*Exercise aim*
Pick each line that has "preview" out of the records.
※
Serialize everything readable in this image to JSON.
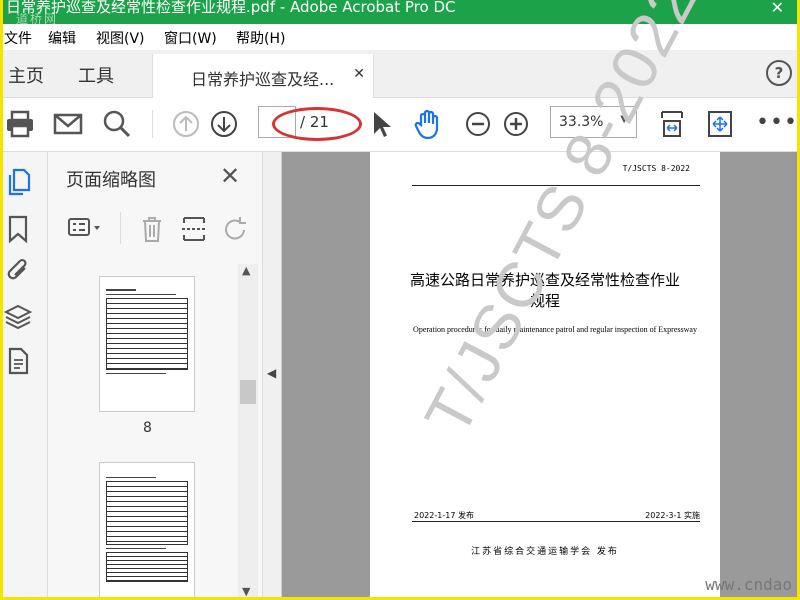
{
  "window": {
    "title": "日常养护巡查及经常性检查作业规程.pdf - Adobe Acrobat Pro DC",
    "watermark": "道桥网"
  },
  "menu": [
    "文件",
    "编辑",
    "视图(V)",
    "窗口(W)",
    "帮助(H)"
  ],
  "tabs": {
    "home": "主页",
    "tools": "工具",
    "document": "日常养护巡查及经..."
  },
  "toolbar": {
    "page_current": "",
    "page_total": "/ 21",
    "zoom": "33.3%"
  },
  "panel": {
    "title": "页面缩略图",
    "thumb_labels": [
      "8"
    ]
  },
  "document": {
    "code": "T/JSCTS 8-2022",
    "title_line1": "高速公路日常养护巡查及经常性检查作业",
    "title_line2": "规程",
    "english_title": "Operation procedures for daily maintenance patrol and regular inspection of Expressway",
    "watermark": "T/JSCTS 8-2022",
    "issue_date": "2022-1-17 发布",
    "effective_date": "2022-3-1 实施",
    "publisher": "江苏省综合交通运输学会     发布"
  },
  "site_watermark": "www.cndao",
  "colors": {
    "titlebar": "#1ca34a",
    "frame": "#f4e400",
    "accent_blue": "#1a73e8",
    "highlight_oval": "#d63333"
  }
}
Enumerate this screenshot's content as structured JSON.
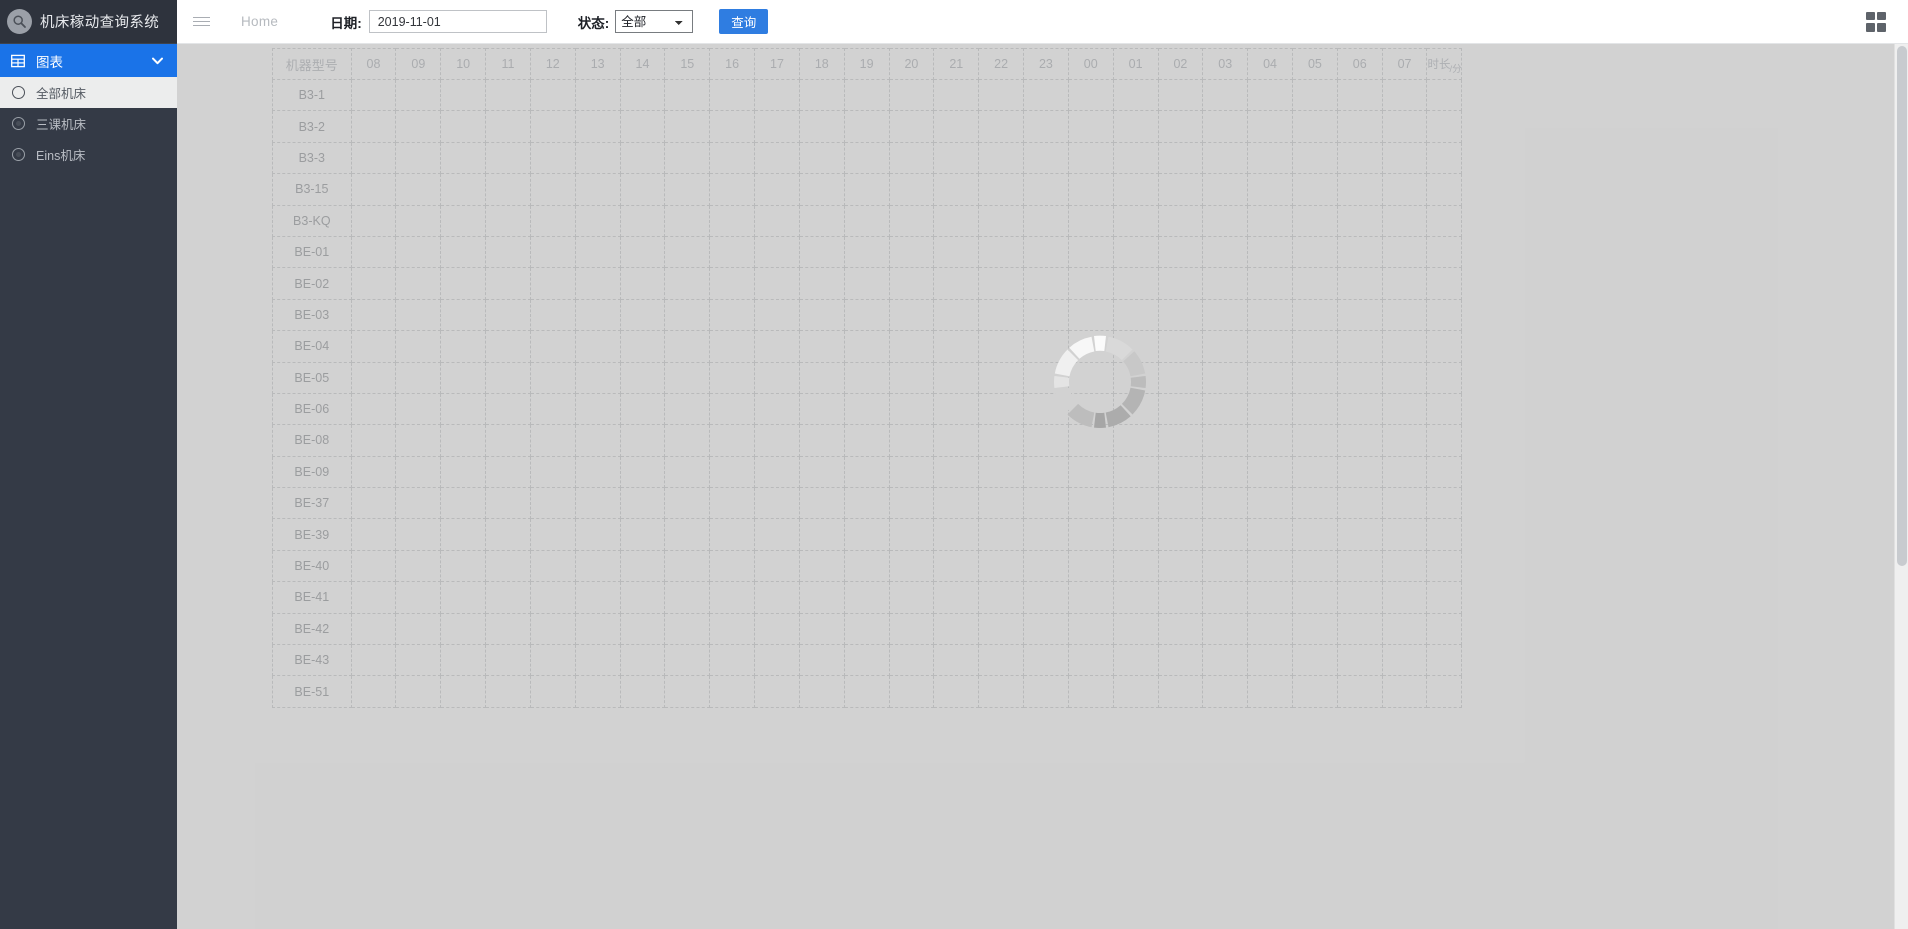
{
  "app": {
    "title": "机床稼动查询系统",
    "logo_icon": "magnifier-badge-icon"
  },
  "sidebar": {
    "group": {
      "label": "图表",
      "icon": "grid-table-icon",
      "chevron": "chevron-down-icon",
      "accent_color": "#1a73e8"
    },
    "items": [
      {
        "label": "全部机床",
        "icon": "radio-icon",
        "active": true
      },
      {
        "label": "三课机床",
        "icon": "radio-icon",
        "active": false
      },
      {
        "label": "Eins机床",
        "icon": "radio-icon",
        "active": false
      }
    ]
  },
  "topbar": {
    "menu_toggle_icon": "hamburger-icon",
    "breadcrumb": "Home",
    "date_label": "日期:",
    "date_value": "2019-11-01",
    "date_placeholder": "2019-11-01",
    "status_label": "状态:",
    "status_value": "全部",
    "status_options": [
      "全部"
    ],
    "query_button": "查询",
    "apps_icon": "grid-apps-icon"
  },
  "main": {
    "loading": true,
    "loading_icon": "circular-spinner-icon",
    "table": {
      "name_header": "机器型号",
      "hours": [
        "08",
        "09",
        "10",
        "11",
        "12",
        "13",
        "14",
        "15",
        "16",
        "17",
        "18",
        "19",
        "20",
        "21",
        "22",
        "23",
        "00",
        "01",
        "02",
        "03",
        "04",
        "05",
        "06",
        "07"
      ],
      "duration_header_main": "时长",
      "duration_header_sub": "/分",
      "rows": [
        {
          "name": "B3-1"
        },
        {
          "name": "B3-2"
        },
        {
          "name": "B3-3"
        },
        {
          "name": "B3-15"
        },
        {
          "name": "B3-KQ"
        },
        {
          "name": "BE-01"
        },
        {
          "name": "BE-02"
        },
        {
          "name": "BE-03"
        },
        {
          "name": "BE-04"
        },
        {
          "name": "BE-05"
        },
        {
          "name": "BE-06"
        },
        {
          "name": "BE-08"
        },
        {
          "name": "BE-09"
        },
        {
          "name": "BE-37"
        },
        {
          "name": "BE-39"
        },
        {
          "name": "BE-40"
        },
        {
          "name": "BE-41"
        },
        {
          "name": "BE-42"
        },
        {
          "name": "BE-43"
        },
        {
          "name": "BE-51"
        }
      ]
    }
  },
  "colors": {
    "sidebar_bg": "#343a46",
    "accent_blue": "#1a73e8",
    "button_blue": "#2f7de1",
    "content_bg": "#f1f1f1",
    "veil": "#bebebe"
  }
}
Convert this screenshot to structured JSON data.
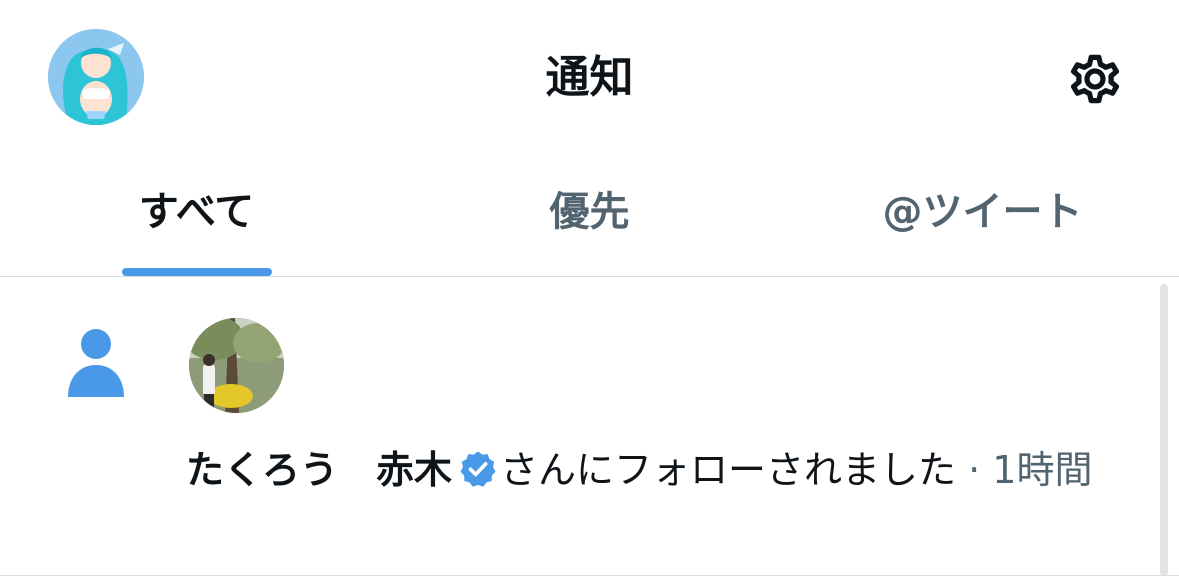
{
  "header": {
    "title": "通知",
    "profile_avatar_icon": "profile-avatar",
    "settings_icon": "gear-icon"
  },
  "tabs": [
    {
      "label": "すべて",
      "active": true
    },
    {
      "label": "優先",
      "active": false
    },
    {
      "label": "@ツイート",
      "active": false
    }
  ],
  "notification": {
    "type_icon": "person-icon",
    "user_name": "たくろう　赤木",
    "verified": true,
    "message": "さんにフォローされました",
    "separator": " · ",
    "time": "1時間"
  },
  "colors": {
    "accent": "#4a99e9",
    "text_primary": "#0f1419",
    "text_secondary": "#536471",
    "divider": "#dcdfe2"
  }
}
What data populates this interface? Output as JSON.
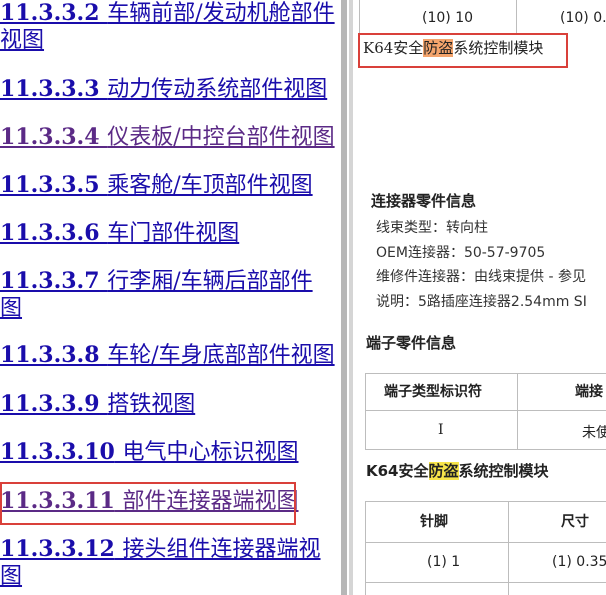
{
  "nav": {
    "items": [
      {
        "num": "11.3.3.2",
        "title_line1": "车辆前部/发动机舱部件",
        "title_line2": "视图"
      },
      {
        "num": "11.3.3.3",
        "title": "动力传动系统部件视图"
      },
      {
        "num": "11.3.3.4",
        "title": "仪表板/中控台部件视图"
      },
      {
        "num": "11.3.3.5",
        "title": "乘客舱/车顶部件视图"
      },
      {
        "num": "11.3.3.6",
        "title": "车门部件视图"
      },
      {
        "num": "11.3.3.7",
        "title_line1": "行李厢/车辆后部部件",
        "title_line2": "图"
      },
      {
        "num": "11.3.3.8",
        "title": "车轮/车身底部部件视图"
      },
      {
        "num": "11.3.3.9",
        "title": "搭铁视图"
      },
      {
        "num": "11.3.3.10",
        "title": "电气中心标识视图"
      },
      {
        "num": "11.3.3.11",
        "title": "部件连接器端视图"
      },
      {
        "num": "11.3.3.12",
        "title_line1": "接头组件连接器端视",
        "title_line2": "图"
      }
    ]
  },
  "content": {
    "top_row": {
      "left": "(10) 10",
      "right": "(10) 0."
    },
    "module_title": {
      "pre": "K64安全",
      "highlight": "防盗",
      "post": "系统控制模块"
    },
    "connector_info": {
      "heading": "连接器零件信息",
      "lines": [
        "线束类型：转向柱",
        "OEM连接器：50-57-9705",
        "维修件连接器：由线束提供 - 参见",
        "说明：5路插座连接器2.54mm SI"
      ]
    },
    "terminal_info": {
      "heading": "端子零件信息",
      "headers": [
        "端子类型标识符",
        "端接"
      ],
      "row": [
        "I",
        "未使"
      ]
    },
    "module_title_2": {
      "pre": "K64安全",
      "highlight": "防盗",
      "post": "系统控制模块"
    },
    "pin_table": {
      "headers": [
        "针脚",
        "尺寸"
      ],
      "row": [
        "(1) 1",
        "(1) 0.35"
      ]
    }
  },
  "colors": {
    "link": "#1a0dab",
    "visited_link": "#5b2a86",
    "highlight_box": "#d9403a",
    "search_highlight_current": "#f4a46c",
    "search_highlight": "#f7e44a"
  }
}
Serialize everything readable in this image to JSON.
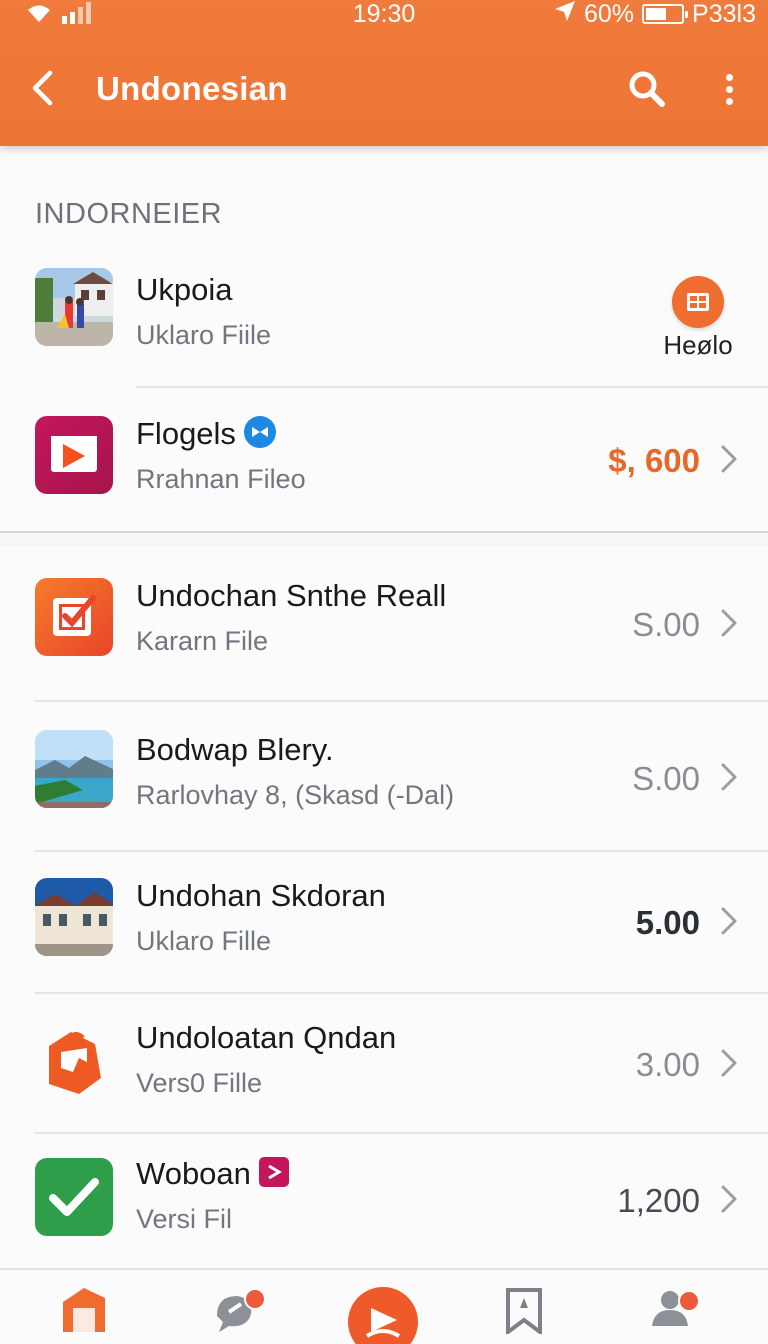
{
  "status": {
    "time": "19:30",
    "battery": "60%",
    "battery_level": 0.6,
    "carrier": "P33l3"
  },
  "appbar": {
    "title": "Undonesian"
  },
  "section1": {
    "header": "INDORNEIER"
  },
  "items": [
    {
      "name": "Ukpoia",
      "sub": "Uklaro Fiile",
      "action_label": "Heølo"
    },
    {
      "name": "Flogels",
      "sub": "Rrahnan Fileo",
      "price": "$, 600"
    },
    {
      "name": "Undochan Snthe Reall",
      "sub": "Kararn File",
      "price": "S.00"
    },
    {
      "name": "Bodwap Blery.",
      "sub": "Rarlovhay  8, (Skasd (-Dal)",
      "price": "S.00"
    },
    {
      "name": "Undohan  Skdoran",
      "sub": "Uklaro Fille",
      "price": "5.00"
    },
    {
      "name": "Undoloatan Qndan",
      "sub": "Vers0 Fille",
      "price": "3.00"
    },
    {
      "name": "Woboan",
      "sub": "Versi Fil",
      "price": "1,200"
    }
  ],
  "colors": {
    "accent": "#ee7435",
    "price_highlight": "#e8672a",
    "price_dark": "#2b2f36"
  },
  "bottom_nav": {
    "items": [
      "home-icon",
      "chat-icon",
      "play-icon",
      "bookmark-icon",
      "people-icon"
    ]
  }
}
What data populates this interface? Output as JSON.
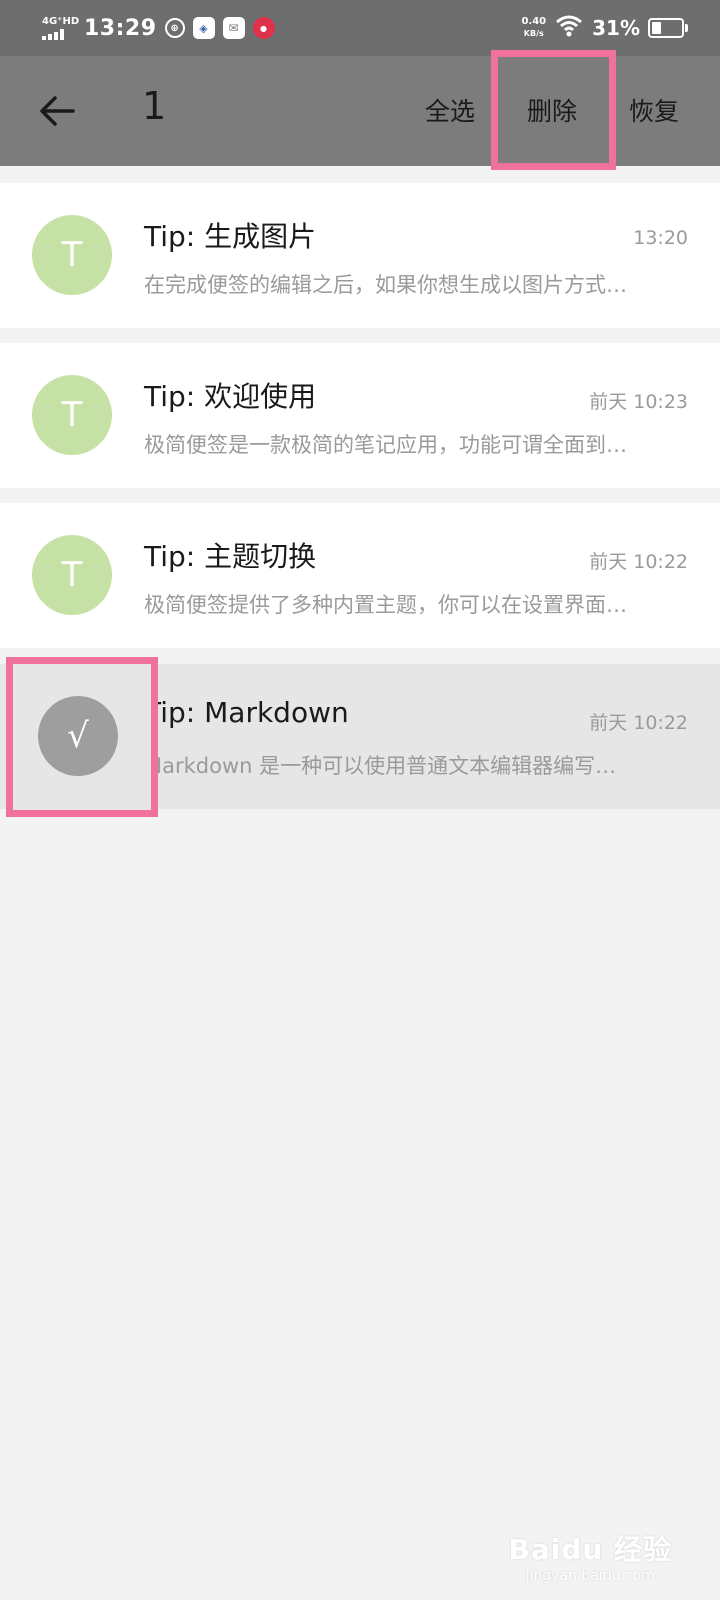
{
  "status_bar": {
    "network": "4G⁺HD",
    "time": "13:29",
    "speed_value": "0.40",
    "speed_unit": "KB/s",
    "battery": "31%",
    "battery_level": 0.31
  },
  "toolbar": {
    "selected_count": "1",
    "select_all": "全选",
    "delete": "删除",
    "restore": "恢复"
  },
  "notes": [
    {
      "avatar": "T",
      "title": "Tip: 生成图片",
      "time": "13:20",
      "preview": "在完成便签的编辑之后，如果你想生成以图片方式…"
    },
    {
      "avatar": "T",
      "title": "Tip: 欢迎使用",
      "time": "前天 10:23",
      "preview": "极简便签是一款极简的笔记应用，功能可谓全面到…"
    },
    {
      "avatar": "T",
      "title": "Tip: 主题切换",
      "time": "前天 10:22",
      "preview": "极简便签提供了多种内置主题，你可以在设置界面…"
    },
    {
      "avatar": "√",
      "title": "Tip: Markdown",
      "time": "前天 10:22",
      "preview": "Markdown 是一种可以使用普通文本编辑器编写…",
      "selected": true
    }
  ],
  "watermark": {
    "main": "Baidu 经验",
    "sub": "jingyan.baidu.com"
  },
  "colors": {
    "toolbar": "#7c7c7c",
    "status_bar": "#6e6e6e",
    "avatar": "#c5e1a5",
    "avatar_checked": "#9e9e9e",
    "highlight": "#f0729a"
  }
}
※
*Result*
      "preview": "在完成便签的编辑之后，如果你想生成以图片方式…"
      "preview": "极简便签是一款极简的笔记应用，功能可谓全面到…"
      "preview": "极简便签提供了多种内置主题，你可以在设置界面…"
      "preview": "Markdown 是一种可以使用普通文本编辑器编写…",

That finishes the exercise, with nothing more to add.